## Record set
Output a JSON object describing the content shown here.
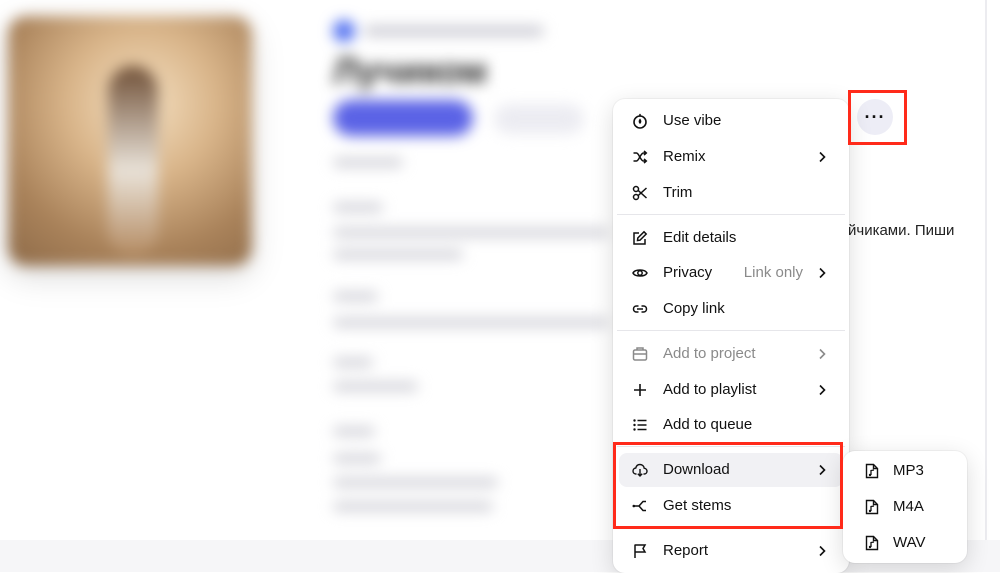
{
  "background": {
    "song_title": "Лучиком",
    "partial_text": "йчиками. Пиши"
  },
  "more_button": {
    "label": "···"
  },
  "menu": {
    "items": [
      {
        "label": "Use vibe",
        "icon": "vibe-icon"
      },
      {
        "label": "Remix",
        "icon": "shuffle-icon",
        "has_submenu": true
      },
      {
        "label": "Trim",
        "icon": "scissors-icon"
      },
      {
        "label": "Edit details",
        "icon": "edit-icon"
      },
      {
        "label": "Privacy",
        "icon": "eye-icon",
        "value": "Link only",
        "has_submenu": true
      },
      {
        "label": "Copy link",
        "icon": "link-icon"
      },
      {
        "label": "Add to project",
        "icon": "project-icon",
        "has_submenu": true,
        "disabled": true
      },
      {
        "label": "Add to playlist",
        "icon": "plus-icon",
        "has_submenu": true
      },
      {
        "label": "Add to queue",
        "icon": "list-icon"
      },
      {
        "label": "Download",
        "icon": "cloud-download-icon",
        "has_submenu": true,
        "active": true
      },
      {
        "label": "Get stems",
        "icon": "stems-icon"
      },
      {
        "label": "Report",
        "icon": "flag-icon",
        "has_submenu": true
      }
    ]
  },
  "download_submenu": {
    "items": [
      {
        "label": "MP3",
        "icon": "file-audio-icon"
      },
      {
        "label": "M4A",
        "icon": "file-audio-icon"
      },
      {
        "label": "WAV",
        "icon": "file-audio-icon"
      }
    ]
  },
  "colors": {
    "highlight": "#ff2a1a",
    "primary": "#5b63e6",
    "menu_bg": "#ffffff",
    "muted_text": "#8a8a8a"
  }
}
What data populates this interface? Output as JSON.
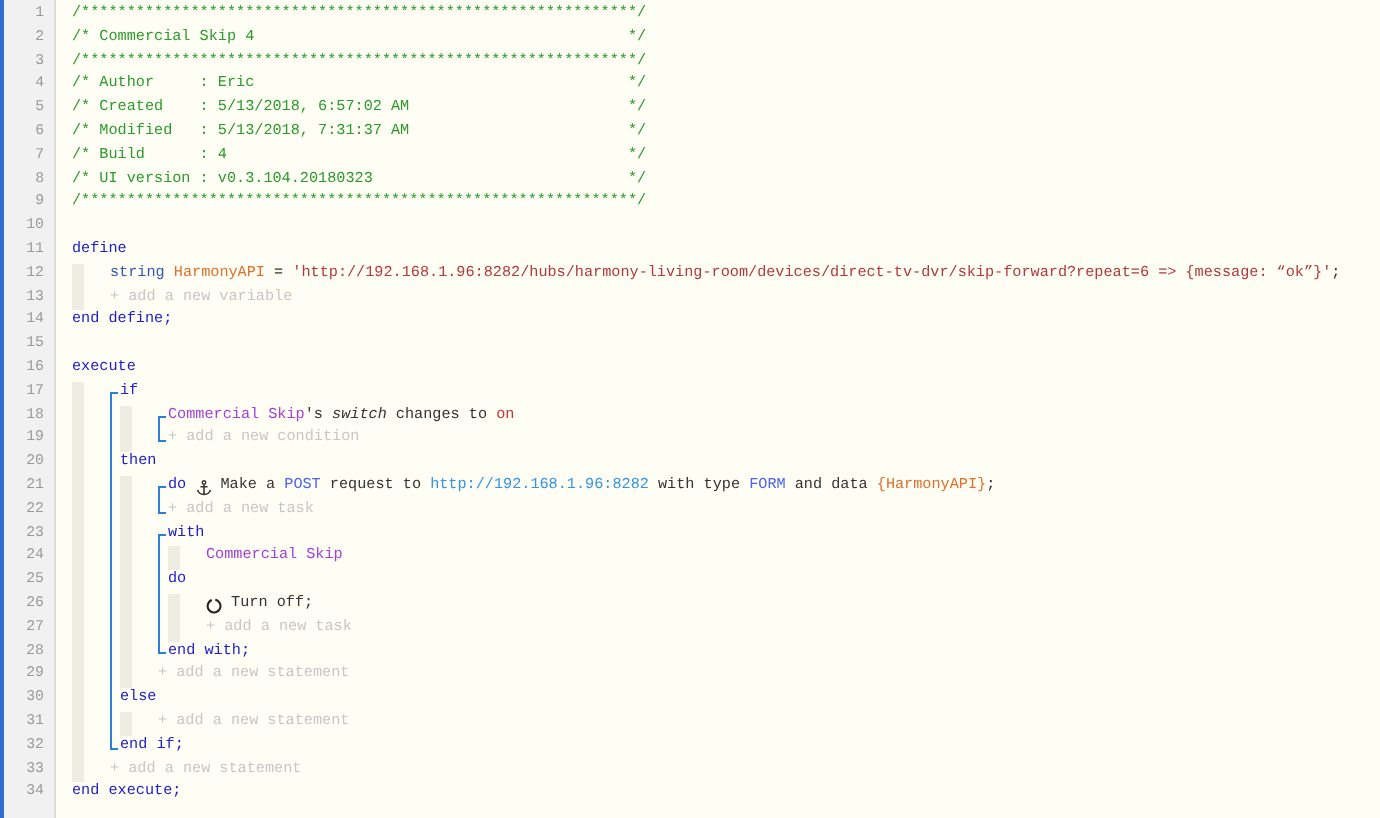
{
  "editor": {
    "lines": [
      {
        "kind": "comment",
        "number": "1",
        "text": "/*************************************************************/"
      },
      {
        "kind": "comment",
        "number": "2",
        "text": "/* Commercial Skip 4",
        "close": "*/"
      },
      {
        "kind": "comment",
        "number": "3",
        "text": "/*************************************************************/"
      },
      {
        "kind": "comment",
        "number": "4",
        "text": "/* Author     : Eric",
        "close": "*/"
      },
      {
        "kind": "comment",
        "number": "5",
        "text": "/* Created    : 5/13/2018, 6:57:02 AM",
        "close": "*/"
      },
      {
        "kind": "comment",
        "number": "6",
        "text": "/* Modified   : 5/13/2018, 7:31:37 AM",
        "close": "*/"
      },
      {
        "kind": "comment",
        "number": "7",
        "text": "/* Build      : 4",
        "close": "*/"
      },
      {
        "kind": "comment",
        "number": "8",
        "text": "/* UI version : v0.3.104.20180323",
        "close": "*/"
      },
      {
        "kind": "comment",
        "number": "9",
        "text": "/*************************************************************/"
      },
      {
        "kind": "line",
        "number": "10"
      },
      {
        "kind": "line",
        "number": "11",
        "segments": [
          {
            "kind": "keyword",
            "text": "define"
          }
        ],
        "children": [
          {
            "kind": "line",
            "number": "12",
            "segments": [
              {
                "kind": "type",
                "text": "string "
              },
              {
                "kind": "variable",
                "text": "HarmonyAPI"
              },
              {
                "kind": "text",
                "text": " = "
              },
              {
                "kind": "string",
                "text": "'http://192.168.1.96:8282/hubs/harmony-living-room/devices/direct-tv-dvr/skip-forward?repeat=6 => {message: “ok”}'"
              },
              {
                "kind": "text",
                "text": ";"
              }
            ]
          },
          {
            "kind": "line",
            "number": "13",
            "segments": [
              {
                "kind": "hint",
                "text": "+ add a new variable"
              }
            ]
          }
        ]
      },
      {
        "kind": "line",
        "number": "14",
        "segments": [
          {
            "kind": "keyword",
            "text": "end define;"
          }
        ]
      },
      {
        "kind": "line",
        "number": "15"
      },
      {
        "kind": "line",
        "number": "16",
        "segments": [
          {
            "kind": "keyword",
            "text": "execute"
          }
        ],
        "children": [
          {
            "kind": "block",
            "bracketed": true,
            "items": [
              {
                "kind": "line",
                "number": "17",
                "segments": [
                  {
                    "kind": "keyword",
                    "text": "if"
                  }
                ],
                "children": [
                  {
                    "kind": "block",
                    "bracketed": true,
                    "items": [
                      {
                        "kind": "line",
                        "number": "18",
                        "segments": [
                          {
                            "kind": "device",
                            "text": "Commercial Skip"
                          },
                          {
                            "kind": "text",
                            "text": "'s "
                          },
                          {
                            "kind": "attribute",
                            "text": "switch"
                          },
                          {
                            "kind": "text",
                            "text": " changes to "
                          },
                          {
                            "kind": "value",
                            "text": "on"
                          }
                        ]
                      },
                      {
                        "kind": "line",
                        "number": "19",
                        "segments": [
                          {
                            "kind": "hint",
                            "text": "+ add a new condition"
                          }
                        ]
                      }
                    ]
                  }
                ]
              },
              {
                "kind": "line",
                "number": "20",
                "segments": [
                  {
                    "kind": "keyword",
                    "text": "then"
                  }
                ],
                "children": [
                  {
                    "kind": "block",
                    "bracketed": true,
                    "items": [
                      {
                        "kind": "line",
                        "number": "21",
                        "segments": [
                          {
                            "kind": "keyword",
                            "text": "do "
                          },
                          {
                            "kind": "anchor"
                          },
                          {
                            "kind": "text",
                            "text": " Make a "
                          },
                          {
                            "kind": "constant",
                            "text": "POST"
                          },
                          {
                            "kind": "text",
                            "text": " request to "
                          },
                          {
                            "kind": "url",
                            "text": "http://192.168.1.96:8282"
                          },
                          {
                            "kind": "text",
                            "text": " with type "
                          },
                          {
                            "kind": "constant",
                            "text": "FORM"
                          },
                          {
                            "kind": "text",
                            "text": " and data "
                          },
                          {
                            "kind": "variable",
                            "text": "{HarmonyAPI}"
                          },
                          {
                            "kind": "text",
                            "text": ";"
                          }
                        ]
                      },
                      {
                        "kind": "line",
                        "number": "22",
                        "segments": [
                          {
                            "kind": "hint",
                            "text": "+ add a new task"
                          }
                        ]
                      }
                    ]
                  },
                  {
                    "kind": "block",
                    "bracketed": true,
                    "items": [
                      {
                        "kind": "line",
                        "number": "23",
                        "segments": [
                          {
                            "kind": "keyword",
                            "text": "with"
                          }
                        ],
                        "children": [
                          {
                            "kind": "line",
                            "number": "24",
                            "segments": [
                              {
                                "kind": "device",
                                "text": "Commercial Skip"
                              }
                            ]
                          }
                        ]
                      },
                      {
                        "kind": "line",
                        "number": "25",
                        "segments": [
                          {
                            "kind": "keyword",
                            "text": "do"
                          }
                        ],
                        "children": [
                          {
                            "kind": "line",
                            "number": "26",
                            "segments": [
                              {
                                "kind": "power"
                              },
                              {
                                "kind": "text",
                                "text": " Turn off;"
                              }
                            ]
                          },
                          {
                            "kind": "line",
                            "number": "27",
                            "segments": [
                              {
                                "kind": "hint",
                                "text": "+ add a new task"
                              }
                            ]
                          }
                        ]
                      },
                      {
                        "kind": "line",
                        "number": "28",
                        "segments": [
                          {
                            "kind": "keyword",
                            "text": "end with;"
                          }
                        ]
                      }
                    ]
                  },
                  {
                    "kind": "line",
                    "number": "29",
                    "segments": [
                      {
                        "kind": "hint",
                        "text": "+ add a new statement"
                      }
                    ]
                  }
                ]
              },
              {
                "kind": "line",
                "number": "30",
                "segments": [
                  {
                    "kind": "keyword",
                    "text": "else"
                  }
                ],
                "children": [
                  {
                    "kind": "line",
                    "number": "31",
                    "segments": [
                      {
                        "kind": "hint",
                        "text": "+ add a new statement"
                      }
                    ]
                  }
                ]
              },
              {
                "kind": "line",
                "number": "32",
                "segments": [
                  {
                    "kind": "keyword",
                    "text": "end if;"
                  }
                ]
              }
            ]
          },
          {
            "kind": "line",
            "number": "33",
            "segments": [
              {
                "kind": "hint",
                "text": "+ add a new statement"
              }
            ]
          }
        ]
      },
      {
        "kind": "line",
        "number": "34",
        "segments": [
          {
            "kind": "keyword",
            "text": "end execute;"
          }
        ]
      }
    ]
  }
}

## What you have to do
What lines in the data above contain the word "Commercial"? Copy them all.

## Written solution
        "text": "/* Commercial Skip 4",
                            "text": "Commercial Skip"
                                "text": "Commercial Skip"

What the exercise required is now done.